For decades, research has shown the importance of reading proficiently by the end of third grade. It’s more than a critical milestone; it’s a crucial marker in a child’s educational development, one that shows that they’ve transitioned from learning to read to using reading to learn. Those who don’t read well and fall behind by this grade rarely catch up. They’re more likely to drop out of high school and not be as economically successful in adulthood.
Even with progress, only 34 percent of fourth-graders nationwide are proficient in reading and the remaining 66 percent are not. When it comes to income, “the gap in proficiency rates between low-income and higher-income children widened by nearly 20 percent over the past decade and got worse in nearly every state,” according to the Annie E. Casey Foundation’s Kids Count report released today.
Data, taken from the National Assessment of Education Progress, showed 80 percent of lower-income fourth-graders in the U.S. are below reading proficiency, compared with 49 percent of higher-income. Lower income means those students were eligible for the National School Lunch Program, a federally assisted meal program commonly referred to as the free and reduced lunch program. Such meals are given to students with incomes below 185 percent of the poverty level.
“Unfortunately, by the time they are 8 years old, many children — especially those living in low-income families — have not met the developmental milestones that are essential for future success in school and in life. This gap often starts early as a result of health problems at birth, contributing to lags in language and social-emotional skill development in early childhood,” the report stated.
“Low-income children are also more likely to miss out on high-quality early learning experiences, which can help mitigate these delays. Once they reach the early grades, children in economically fragile families often attend schools that lack high-quality teaching and learning environments. They also face family-related stressors, such as parental job loss and housing insecurity, which contribute to chronic absence from school.”
The share of students not reading-proficient remains slightly higher in Hawaii than nationally. Still, the state has seen an overall improvement in proficiency levels with 79 percent of fourth-graders reading below proficiency in 2003 compared to 70 percent last year.
Despite these improvements, disparities between income groups persists. Greater improvements were seen among higher-income Hawaii students over the past decade than among lower-income students. The total of higher-income students not reading-proficient decreased from 71 percent to 57 percent while lower-income students not reading proficient dropped from 87 percent to 83 percent.
“What is most concerning is that the gap in reading proficiency based on family income continues to widen. Hawaii is also one of three states with the largest increases in that gap,” said Ivette Rodriguez Stern, Hawaii Kids Count Project director at the University of Hawaii Center of Family. “Increasing the reading proficiency of children from lower-income families in the early years is especially important to making sure they are ready to succeed in school and can later attain economic security.”

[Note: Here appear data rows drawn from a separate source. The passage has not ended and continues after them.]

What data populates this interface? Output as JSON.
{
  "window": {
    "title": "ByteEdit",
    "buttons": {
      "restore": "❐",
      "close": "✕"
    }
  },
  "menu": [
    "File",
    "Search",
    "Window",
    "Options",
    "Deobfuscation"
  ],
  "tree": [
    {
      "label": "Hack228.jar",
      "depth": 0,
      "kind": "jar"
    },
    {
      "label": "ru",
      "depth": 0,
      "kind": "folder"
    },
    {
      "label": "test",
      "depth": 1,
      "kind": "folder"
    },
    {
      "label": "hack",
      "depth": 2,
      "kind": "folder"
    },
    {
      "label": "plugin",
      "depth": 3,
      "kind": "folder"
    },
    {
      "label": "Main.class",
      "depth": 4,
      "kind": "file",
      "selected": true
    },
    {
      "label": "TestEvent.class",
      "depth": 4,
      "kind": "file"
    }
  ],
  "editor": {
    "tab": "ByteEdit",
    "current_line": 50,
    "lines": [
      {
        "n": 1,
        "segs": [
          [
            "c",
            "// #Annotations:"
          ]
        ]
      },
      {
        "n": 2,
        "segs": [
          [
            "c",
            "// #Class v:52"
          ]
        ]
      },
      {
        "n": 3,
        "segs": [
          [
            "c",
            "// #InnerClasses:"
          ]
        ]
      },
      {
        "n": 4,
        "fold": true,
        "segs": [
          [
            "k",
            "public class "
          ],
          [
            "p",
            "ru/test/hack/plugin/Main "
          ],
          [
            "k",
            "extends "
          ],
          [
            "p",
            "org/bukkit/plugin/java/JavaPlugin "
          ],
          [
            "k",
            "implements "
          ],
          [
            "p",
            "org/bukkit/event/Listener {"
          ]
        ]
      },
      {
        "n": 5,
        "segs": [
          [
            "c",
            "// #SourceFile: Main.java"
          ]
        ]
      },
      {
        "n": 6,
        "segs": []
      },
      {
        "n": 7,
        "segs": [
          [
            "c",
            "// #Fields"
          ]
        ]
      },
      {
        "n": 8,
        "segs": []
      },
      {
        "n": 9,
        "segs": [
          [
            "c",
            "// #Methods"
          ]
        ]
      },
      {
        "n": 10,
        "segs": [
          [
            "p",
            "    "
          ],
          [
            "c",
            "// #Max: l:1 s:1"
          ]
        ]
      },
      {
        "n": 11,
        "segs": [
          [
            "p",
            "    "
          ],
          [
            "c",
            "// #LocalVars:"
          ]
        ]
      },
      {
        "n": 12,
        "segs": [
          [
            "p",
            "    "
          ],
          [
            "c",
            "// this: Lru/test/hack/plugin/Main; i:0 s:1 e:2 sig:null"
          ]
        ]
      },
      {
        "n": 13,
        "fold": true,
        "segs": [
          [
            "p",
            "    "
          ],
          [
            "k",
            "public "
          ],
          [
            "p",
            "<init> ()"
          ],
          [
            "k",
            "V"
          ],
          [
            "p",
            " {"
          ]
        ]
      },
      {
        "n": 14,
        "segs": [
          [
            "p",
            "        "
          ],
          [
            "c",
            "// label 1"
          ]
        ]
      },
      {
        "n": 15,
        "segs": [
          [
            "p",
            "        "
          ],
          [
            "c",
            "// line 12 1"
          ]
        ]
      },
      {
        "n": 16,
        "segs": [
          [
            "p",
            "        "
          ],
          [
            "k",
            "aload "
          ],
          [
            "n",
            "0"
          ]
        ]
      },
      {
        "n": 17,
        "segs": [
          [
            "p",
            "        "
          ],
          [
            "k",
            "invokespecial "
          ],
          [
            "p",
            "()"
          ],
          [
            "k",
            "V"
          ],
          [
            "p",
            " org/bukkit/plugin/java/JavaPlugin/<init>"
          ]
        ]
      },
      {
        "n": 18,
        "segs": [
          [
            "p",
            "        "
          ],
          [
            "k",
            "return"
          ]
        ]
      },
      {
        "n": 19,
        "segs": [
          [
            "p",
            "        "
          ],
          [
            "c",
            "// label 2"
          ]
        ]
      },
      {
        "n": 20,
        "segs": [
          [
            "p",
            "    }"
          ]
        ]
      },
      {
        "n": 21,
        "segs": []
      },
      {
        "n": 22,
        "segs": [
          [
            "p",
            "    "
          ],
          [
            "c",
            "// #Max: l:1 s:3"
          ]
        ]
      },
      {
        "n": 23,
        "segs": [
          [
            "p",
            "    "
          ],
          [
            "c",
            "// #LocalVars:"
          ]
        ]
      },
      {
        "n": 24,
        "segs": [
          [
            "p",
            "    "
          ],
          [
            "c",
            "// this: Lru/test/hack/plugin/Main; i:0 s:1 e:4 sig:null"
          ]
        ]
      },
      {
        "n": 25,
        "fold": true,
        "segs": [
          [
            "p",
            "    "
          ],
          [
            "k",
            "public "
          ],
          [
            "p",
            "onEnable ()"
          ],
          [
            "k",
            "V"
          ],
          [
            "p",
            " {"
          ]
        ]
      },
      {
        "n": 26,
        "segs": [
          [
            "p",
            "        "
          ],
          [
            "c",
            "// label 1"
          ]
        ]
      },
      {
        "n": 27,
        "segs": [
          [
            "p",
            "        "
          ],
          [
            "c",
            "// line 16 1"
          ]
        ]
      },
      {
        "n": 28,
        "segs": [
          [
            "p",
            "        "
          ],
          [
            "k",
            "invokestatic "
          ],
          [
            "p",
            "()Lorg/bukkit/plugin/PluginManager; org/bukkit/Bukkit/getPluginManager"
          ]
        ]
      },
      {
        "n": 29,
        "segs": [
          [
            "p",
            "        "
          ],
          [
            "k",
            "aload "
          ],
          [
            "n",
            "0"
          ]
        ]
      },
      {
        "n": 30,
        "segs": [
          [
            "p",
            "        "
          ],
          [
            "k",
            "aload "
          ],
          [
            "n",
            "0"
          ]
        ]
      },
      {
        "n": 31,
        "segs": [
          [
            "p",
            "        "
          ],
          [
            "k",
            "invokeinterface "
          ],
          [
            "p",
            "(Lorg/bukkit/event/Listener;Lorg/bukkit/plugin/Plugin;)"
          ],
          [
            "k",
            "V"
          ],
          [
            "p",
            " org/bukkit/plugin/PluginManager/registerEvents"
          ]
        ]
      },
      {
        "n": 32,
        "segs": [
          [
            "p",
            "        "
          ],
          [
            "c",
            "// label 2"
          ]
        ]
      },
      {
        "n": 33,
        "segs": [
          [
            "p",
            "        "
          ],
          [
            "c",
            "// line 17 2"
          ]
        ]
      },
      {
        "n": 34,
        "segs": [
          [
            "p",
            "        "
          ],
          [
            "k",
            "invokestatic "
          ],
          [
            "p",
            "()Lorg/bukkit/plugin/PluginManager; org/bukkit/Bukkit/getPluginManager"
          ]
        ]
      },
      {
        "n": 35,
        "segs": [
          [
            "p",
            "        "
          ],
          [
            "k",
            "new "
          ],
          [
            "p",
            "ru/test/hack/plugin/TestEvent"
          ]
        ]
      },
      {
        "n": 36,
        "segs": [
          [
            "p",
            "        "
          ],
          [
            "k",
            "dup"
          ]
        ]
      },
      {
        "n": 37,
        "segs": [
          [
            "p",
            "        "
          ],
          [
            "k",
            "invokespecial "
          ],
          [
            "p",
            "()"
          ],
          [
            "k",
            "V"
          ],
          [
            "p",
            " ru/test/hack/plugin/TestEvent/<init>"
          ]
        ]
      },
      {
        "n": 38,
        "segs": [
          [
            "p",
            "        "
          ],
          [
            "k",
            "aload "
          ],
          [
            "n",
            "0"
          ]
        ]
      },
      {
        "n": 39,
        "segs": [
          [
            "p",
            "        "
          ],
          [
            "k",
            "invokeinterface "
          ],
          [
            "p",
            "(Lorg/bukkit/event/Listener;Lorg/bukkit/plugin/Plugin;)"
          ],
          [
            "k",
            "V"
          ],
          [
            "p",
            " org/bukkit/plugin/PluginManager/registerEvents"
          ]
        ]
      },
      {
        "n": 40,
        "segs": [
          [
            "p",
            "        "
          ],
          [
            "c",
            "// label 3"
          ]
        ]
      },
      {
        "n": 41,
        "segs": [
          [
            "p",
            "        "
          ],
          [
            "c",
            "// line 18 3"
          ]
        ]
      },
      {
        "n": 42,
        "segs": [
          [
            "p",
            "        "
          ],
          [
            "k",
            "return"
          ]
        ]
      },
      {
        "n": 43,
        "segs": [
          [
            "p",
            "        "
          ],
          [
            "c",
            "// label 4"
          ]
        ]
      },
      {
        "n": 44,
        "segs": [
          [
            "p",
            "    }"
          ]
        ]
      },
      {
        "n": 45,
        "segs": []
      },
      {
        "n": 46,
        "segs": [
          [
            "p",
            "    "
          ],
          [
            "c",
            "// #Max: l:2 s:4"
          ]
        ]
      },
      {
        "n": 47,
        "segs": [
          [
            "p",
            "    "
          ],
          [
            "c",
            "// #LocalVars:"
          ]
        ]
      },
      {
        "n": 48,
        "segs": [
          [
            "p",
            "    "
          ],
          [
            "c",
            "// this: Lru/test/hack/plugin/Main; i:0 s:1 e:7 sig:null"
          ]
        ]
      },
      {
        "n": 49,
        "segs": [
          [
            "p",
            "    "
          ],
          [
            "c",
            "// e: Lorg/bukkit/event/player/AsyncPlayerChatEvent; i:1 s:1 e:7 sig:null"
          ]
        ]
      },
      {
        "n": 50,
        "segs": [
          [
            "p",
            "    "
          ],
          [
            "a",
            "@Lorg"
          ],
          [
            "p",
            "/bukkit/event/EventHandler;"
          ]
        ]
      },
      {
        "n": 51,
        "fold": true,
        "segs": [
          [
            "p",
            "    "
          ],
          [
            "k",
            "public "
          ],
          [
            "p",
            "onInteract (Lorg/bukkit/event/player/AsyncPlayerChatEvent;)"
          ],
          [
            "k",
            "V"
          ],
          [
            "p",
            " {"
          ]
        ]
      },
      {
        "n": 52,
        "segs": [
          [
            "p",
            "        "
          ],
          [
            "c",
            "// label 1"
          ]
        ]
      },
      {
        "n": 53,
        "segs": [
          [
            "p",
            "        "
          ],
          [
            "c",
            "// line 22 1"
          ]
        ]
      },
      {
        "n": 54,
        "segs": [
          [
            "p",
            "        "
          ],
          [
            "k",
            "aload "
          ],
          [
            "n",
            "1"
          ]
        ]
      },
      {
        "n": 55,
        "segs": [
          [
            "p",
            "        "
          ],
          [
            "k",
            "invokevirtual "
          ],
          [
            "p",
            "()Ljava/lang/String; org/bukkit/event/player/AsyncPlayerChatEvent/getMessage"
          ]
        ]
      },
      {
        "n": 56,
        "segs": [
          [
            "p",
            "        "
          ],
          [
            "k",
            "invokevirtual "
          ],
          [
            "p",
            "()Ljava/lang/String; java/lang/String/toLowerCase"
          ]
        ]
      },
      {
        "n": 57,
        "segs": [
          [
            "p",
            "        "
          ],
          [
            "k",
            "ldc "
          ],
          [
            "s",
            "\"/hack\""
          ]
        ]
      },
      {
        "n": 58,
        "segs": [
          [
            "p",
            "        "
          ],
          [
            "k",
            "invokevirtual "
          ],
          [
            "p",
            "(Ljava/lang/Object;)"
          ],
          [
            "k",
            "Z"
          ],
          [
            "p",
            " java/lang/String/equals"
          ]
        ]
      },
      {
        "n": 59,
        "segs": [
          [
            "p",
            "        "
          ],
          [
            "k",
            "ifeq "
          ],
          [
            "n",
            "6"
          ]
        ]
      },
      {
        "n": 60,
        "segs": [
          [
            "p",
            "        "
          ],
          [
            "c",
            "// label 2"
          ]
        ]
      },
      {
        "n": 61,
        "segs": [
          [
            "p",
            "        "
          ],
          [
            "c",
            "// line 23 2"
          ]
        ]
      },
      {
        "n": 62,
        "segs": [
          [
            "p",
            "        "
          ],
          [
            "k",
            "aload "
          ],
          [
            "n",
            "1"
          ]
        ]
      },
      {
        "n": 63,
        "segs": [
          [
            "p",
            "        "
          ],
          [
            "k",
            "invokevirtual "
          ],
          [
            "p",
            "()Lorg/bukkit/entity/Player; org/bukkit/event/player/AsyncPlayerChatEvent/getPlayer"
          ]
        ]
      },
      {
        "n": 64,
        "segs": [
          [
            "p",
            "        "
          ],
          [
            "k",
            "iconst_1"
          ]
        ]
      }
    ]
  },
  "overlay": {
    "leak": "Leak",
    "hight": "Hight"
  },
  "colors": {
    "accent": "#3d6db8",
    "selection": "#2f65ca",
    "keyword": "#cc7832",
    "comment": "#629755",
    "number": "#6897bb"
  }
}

Fortunately in Hawaii, Stern said, there’s a sincere want to make sure all children achieve their full potential and help is already on the way for those who aren’t among the most proficient readers. Recently, there have been several initiatives by state officials and lawmakers, focusing on early education and intervention — all of which will hopefully help fill in the gap. Though, it might be five to 10 years before the improvement is seen, she added.
The strategies vary, from improving access to prekindergarten to working with families with young children very early on and partnering with community groups offering literacy or after-school programs
Last year, the Legislature funded a school readiness program by expanding the state Department of Human Services’ Preschool Open Doors program, which provides families with subsidies to attend private preschools. Earlier this month, Gov. Neil Abercrombie’s Executive Office on Early Learning and the state Department of Education unveiled plans for a prekindergarten program that will operate through 32 classrooms on 30 public elementary schools, of which half will be located on neighbor islands.
Stern said the Kids Count reports are important because they bring attention to various issues affecting children, as well as serve as a valuable resource for those who care to take action, including creating policies or making investments.
“The Kids Count report significantly underscores the importance of providing every child quality early learning opportunities — like preschool,” said Deborah Zysman, executive director of Good Beginnings Alliance, a nonprofit that advocates for early childhood issues. “The state is moving in the right direction with its Preschool Open Doors program and the Department of Education’s proposed 32 preschool classes, however, we need to build additional capacity in order to meet the needs of our keiki. A statewide community-based early learning system where all providers have the option to participate is what’s needed to ensure that our children have access to high-quality programs that prepare them for kindergarten and beyond.”
To view the report, “Early Reading Proficiency in the United States,” visit datacenter.kidscount.org.